Don't just sit there. Turn up the lights. The too-short days of winter might lead to the blues, but that's not the worst of it: they can also wreak havoc on your body and brain. Long nights disrupt the body's natural circadian rhythm, releasing hormones that can exacerbate pain and cloud the mind. Read on to see how human behavior goes haywire when daylight becomes scarce.
Candlelit dinners may be romantic, but they are not so good for your health—especially if you're trying to lose weight. Dieters who eat with the lamps turned low eat more than those who dine in bright light, according to a study in Personality and Individual Differences. Psychologist Joseph Kasof believes that darkness lowers self-awareness, which makes people less focused on their caloric intake and less concerned about their dieting goals. An easy fix: Switch the bulbs in your dining area to stronger ones.
The dimmer your domain, the more you feel pain. A study from the University of Pittsburgh examined people recovering from operations in different sections of a hospital.
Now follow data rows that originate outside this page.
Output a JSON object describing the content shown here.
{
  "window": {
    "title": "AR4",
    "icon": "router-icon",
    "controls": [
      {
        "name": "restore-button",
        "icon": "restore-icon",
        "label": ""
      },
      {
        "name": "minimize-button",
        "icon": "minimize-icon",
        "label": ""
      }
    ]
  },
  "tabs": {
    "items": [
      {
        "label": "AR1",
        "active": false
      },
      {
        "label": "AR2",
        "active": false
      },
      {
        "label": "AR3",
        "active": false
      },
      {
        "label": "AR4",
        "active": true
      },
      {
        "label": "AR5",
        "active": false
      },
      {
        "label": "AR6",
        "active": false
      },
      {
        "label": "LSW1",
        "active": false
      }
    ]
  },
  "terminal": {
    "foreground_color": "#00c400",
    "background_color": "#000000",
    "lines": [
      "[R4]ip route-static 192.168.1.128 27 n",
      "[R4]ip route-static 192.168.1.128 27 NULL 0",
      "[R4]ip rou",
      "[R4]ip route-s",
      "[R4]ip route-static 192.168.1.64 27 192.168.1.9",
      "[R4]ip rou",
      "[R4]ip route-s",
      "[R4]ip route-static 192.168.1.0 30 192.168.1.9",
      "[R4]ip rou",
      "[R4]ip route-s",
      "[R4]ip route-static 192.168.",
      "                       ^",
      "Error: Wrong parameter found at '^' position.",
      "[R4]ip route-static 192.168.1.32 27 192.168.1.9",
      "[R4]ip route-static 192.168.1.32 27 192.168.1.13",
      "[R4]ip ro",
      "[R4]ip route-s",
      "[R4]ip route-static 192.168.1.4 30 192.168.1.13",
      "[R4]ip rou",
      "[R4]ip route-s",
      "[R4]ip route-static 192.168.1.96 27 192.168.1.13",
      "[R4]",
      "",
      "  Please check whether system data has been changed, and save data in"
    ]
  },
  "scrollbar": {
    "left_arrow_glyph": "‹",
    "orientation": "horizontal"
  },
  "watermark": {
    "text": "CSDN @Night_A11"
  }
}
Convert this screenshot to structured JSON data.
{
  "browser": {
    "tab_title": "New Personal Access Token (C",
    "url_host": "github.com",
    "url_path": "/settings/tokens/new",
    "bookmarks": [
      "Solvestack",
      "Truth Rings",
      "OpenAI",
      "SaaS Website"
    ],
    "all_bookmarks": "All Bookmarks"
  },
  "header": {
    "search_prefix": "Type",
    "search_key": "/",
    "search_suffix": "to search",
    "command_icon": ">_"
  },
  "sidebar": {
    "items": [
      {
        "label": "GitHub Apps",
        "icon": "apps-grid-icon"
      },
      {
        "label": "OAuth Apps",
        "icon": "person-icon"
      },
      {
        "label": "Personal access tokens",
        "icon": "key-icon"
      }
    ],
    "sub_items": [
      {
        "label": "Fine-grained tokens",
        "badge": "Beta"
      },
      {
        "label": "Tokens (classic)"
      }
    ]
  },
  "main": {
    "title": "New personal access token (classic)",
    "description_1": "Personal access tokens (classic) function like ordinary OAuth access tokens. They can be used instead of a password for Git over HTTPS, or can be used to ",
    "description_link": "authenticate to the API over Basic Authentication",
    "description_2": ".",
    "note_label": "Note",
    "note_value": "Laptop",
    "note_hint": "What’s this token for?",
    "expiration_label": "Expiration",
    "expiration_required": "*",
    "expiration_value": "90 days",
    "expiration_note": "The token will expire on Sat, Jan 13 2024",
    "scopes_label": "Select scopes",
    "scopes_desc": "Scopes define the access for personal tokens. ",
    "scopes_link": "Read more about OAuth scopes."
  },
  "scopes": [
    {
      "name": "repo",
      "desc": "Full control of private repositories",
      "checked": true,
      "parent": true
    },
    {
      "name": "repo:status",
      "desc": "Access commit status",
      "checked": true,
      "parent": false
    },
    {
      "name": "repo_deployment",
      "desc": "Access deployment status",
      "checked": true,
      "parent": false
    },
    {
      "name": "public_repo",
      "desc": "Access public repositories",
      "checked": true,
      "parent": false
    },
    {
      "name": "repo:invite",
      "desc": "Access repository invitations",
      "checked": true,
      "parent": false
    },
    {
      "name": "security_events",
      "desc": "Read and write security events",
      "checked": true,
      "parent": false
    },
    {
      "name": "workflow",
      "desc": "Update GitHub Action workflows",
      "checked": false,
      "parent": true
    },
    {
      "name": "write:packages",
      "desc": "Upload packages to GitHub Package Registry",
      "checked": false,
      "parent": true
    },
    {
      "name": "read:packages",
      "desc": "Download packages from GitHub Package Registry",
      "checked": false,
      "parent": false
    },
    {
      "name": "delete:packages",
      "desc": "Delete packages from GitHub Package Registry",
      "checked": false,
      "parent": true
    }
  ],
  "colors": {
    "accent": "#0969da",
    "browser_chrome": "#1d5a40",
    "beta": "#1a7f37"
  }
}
Patients on the shady side reported more physical suffering and needed 28 percent more pain medication than those on the sunny side. "We know that levels of serotonin, which is a natural antidepressant, go up with sunlight," says Bruce Rabin, a professor of psychiatry and pathology at the University of Pittsburgh. "A side effect is that the boost also reduces perception of pain." The benefits don't stop there—a study at Johns Hopkins University found that patients recuperating in bright rooms were ready to go home more than two days sooner than those in dimmer rooms.
Overcast days can certainly feel gloomy—they might even fog your brain. In a recent Environmental Health study, researchers used simple cognitive tasks like short-term recall to evaluate the mental effects of weather on men and women, some with symptoms of depression. The subjects were scattered across different climes. Those who were depression-free had sharp thinking no matter the weather. But among those who were already feeling down, less sunlight was associated with dulled thinking.
Seasonal affective disorder is already known to cause low mood in some people when the weather is dreary. New evidence suggests it may also take the edge off mental acuity, explains study author Shia Kent, a researcher at the University of Alabama. Light affects blood flow in the brain, and a sunny sky can influence levels of vitamin D, melatonin, and serotonin, all of which are tied to cognitive function. Kent's advice? Get outside—before the sun goes down.